Data collection is also important, using the drone's cameras to map the terrain for further study. According to the WEF, they have already made over 300 vaccine delivery trials and wish to expand the scope of the project further.
How long will it be until we see these drones delivering vaccines over the skies of say, rural Alberta? Not very long, if the WEF gets its way. - Keean Bexte
By TCS Wire August 16, 2022
“In India, there is an urgency for the public and private sectors to collaborate on drone applications to improve healthcare equity in rural areas,” an article from the WEF reads. “The World Economic Forum’s Medicine from the Sky initiative is accelerating the transformation from inefficient health supply chains to digital, resilient infrastructure that reduces wastage and improves health outcomes.”
According to the Forum, the organization has made over 300 vaccine delivery trials and now plans to expand the project’s scope. Besides getting more vaccines into the arms of Indians, the Forum also wants to start using drones to deliver more efficacious supplies, such as blood and snake anti-venom, which are commonly needed in rural areas.

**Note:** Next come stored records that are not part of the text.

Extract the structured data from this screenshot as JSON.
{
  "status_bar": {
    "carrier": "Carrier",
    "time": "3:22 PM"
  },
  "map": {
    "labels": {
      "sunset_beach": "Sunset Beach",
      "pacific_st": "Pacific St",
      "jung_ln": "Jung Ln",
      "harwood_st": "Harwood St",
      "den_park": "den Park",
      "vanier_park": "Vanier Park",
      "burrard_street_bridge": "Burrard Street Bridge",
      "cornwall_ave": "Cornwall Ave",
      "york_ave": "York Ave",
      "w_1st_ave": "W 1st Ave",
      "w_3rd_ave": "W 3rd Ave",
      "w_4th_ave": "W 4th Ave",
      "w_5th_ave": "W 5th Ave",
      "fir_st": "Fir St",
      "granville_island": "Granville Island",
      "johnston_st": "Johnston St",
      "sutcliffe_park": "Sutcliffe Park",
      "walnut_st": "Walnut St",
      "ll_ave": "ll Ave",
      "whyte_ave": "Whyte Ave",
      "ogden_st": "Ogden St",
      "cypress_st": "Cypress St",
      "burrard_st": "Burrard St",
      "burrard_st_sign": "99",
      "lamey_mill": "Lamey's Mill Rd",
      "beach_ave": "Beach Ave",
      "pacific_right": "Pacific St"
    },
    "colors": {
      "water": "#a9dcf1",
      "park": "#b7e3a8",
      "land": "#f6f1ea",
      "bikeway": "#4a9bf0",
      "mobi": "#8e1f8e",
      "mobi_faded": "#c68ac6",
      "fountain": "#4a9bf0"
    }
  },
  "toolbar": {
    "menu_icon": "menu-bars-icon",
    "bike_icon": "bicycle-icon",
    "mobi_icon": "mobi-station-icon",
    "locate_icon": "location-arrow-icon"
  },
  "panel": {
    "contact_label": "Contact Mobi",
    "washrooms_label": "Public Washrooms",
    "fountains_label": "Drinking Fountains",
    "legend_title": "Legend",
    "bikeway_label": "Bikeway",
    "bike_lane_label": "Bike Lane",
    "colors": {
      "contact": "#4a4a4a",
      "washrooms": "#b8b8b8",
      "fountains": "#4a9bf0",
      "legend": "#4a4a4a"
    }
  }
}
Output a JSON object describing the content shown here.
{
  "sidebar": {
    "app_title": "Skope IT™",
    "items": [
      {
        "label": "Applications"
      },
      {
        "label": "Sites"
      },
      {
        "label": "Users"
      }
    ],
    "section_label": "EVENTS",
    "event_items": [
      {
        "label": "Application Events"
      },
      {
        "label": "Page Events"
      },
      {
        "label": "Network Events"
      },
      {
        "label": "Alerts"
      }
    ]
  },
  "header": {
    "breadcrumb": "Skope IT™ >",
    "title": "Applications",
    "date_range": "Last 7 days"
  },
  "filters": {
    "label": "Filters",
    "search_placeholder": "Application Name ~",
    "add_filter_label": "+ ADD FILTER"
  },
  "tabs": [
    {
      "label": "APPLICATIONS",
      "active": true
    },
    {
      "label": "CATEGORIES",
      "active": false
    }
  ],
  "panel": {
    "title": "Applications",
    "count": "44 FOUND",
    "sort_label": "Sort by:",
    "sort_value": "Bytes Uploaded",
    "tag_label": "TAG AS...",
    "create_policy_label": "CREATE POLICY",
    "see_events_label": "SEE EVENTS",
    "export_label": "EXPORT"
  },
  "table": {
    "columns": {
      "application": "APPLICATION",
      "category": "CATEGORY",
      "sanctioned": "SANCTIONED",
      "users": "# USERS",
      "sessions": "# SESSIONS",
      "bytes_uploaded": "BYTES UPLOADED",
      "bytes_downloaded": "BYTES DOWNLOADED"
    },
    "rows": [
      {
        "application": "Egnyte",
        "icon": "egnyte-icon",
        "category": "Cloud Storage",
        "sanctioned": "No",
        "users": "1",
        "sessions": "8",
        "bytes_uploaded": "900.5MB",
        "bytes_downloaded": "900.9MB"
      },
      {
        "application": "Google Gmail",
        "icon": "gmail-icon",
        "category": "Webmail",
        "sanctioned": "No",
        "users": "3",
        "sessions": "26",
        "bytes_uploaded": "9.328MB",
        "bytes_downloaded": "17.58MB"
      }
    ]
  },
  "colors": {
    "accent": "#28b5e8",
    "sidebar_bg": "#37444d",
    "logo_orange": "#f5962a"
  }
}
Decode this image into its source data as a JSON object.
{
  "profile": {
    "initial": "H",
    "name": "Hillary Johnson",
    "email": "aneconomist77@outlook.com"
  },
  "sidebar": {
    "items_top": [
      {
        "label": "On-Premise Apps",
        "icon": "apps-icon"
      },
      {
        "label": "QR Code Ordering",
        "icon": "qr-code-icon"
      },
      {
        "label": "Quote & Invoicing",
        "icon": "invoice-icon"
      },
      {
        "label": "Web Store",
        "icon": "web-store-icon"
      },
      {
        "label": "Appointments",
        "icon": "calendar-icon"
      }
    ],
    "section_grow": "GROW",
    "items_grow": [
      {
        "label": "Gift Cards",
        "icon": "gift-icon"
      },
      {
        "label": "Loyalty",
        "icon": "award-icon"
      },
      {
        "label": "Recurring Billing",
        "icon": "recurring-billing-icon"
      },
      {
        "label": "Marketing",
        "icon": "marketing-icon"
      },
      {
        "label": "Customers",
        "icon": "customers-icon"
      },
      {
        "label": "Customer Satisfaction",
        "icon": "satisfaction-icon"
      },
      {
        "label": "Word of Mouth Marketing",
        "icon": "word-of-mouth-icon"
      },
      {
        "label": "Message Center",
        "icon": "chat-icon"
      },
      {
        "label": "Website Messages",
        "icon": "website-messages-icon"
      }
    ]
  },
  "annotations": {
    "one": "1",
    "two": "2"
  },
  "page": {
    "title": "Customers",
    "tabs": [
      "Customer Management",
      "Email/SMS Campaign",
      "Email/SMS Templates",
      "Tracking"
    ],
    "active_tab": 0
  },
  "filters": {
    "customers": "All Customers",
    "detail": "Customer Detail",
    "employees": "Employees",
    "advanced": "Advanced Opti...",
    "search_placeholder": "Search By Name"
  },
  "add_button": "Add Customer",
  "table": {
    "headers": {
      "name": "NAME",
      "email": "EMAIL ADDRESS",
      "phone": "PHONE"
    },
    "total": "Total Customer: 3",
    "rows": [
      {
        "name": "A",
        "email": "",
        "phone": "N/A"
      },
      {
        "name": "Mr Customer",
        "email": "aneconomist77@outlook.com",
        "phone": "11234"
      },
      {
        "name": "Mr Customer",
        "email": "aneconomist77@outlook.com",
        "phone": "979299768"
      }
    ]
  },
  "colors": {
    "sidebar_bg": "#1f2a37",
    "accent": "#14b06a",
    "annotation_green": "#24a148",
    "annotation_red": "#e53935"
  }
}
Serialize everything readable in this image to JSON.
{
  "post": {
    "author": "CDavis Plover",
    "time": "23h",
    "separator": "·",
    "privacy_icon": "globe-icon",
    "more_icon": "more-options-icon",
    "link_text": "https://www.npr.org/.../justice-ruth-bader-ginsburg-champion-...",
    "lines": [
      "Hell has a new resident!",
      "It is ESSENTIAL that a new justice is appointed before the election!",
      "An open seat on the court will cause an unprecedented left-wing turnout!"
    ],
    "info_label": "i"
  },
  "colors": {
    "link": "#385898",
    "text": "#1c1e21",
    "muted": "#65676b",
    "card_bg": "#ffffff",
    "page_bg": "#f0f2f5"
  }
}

Data collection is also a major part of the initiative, particularly geospatial data on India’s rural terrain.
The WEF has also cited US organ transport trials and is working out the logistics of transferring organs by drone, arguing that traffic congestion and the time-sensitive nature of organ transplants make drone delivery systems a worthwhile potential solution to explore.
So far, the Medicine from the Sky initiative has only been implemented in the state of Telangana, which has been making regulatory changes to facilitate the WEF’s initiative since 2019.
“Drone use provides the opportunity to support our traditional approaches to healthcare delivery, especially in under-served or remote regions of the country,” said Sangita Reddy, Apollo Hospitals Group’s Joint Managing Director. “Our healthcare sector could potentially witness large-scale deliveries of long-tail medicines, vaccines, blood and vital organs throughout the country across terrains with drones in action.”
As part of the WEF’s 2030 agenda, the Forum says they want to ensure that all remote health facilities are drone capable and hopes to replicate their drone program in developing countries around the world.